Bankruptcy is a legal procedure that allows an individual or business to have some or all of their debts discharged. It is typically considered as an option of last resort, because while it can stave off financial disaster, it has some substantial long-term consequences warranting careful consideration of the costs and benefits. Being a product of federal law, bankruptcy will go through federal courts. Accordingly, the procedure for filing for bankruptcy in Connecticut is basically the same as the procedure anywhere else in the United States. However, individual courts in New Milford, Connecticut will have distinct rules for exemptions, so you should speak with a local attorney before filing.

Chapter 7 Bankruptcy in New Milford, Connecticut

There are 2 typical forms of consumer bankruptcy in New Milford, Connecticut: Chapter 7 and 13. Chapter 7 bankruptcy involves liquidation of some of the debtor's assets. It requires some percentage of the debtor's property to be sold in order to pay off as much of his or her debt as possible. However, the majority of property that most people own is exempt. This typically includes homes, vehicles, insurance policies, and retirement accounts. These do not need to be sold.

Once all non-exempt assets are sold, and the money from the sales turned over to the creditors, most remaining debt is excused. But some types of debt cannot be discharged through Chapter 7 bankruptcy. These include child support payments, student loans, and criminal fines, among others. If most of your New Milford, Connecticut debts are not dischargeable, you might want to consider options other than bankruptcy.

Chapter 13 Bankruptcy in New Milford, Connecticut

Chapter 13 bankruptcy in New Milford, Connecticut is markedly different. It may or may not be a better option than Chapter 7, depending on the facts of your specific case. Chapter 13 Bankruptcy involves a court setting up a modified payment plan, which allows the debtor to pay off most or all of his debts over an extended period of time, through monthly payments that should, assuming that the debtor is willing to make a few sacrifices, be manageable.

Which Type of Consumer Bankruptcy Should I File in New Milford, Connecticut

This depends entirely on the facts of your specific case. If you have a decent amount of steady income, and a large amount of non-exempt property which you don't want to part with, Chapter 13 might be the best option for you. If most of your property is exempt, and you don't have much steady income, Chapter 7 might be the best option.

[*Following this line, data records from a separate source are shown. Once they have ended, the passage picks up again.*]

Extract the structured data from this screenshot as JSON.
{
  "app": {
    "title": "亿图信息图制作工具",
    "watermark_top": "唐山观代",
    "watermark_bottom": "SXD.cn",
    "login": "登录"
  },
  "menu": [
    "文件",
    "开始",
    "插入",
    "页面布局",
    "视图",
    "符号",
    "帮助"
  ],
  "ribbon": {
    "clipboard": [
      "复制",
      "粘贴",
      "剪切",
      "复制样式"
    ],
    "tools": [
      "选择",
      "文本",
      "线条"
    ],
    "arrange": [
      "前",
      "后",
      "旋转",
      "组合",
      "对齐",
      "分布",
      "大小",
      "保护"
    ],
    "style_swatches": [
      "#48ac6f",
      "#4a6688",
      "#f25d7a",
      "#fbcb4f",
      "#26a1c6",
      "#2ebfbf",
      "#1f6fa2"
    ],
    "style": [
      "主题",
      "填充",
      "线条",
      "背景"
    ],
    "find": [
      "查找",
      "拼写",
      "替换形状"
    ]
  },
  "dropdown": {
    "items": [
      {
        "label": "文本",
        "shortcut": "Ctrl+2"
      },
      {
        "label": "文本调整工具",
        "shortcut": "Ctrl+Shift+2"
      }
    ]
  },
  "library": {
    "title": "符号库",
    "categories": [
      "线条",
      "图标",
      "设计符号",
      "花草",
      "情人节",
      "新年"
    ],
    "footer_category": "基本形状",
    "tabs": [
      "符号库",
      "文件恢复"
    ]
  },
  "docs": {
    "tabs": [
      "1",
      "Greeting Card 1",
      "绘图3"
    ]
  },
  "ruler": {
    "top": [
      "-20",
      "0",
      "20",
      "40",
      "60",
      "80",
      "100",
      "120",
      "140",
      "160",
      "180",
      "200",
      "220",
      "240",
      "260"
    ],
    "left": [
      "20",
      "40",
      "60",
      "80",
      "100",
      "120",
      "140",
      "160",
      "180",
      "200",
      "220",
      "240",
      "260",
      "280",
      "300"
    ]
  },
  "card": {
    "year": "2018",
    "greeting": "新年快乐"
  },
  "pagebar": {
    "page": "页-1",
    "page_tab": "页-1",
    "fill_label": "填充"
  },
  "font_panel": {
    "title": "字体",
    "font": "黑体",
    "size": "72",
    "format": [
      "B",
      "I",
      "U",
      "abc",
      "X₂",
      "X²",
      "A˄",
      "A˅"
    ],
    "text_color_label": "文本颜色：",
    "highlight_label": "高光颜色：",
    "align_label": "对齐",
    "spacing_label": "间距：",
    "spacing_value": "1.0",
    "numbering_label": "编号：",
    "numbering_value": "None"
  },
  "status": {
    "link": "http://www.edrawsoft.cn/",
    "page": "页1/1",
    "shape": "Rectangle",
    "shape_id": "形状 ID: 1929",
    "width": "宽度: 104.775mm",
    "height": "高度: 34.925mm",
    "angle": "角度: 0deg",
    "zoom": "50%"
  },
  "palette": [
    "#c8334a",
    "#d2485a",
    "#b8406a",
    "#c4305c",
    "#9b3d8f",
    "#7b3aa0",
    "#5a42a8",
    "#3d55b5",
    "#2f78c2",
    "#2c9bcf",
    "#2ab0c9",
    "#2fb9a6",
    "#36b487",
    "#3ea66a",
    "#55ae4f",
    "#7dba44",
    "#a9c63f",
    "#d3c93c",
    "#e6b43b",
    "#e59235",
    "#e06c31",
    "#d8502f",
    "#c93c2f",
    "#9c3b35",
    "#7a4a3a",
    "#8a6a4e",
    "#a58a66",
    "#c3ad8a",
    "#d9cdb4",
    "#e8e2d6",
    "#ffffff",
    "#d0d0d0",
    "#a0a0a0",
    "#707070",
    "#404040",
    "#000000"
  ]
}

In any case, it would be a good idea to consult a local bankruptcy attorney in New Milford, Connecticut. Your attorney can make an educated judgment as to what your best option is, and advise you accordingly (of course, the choice to file for bankruptcy is ultimately yours).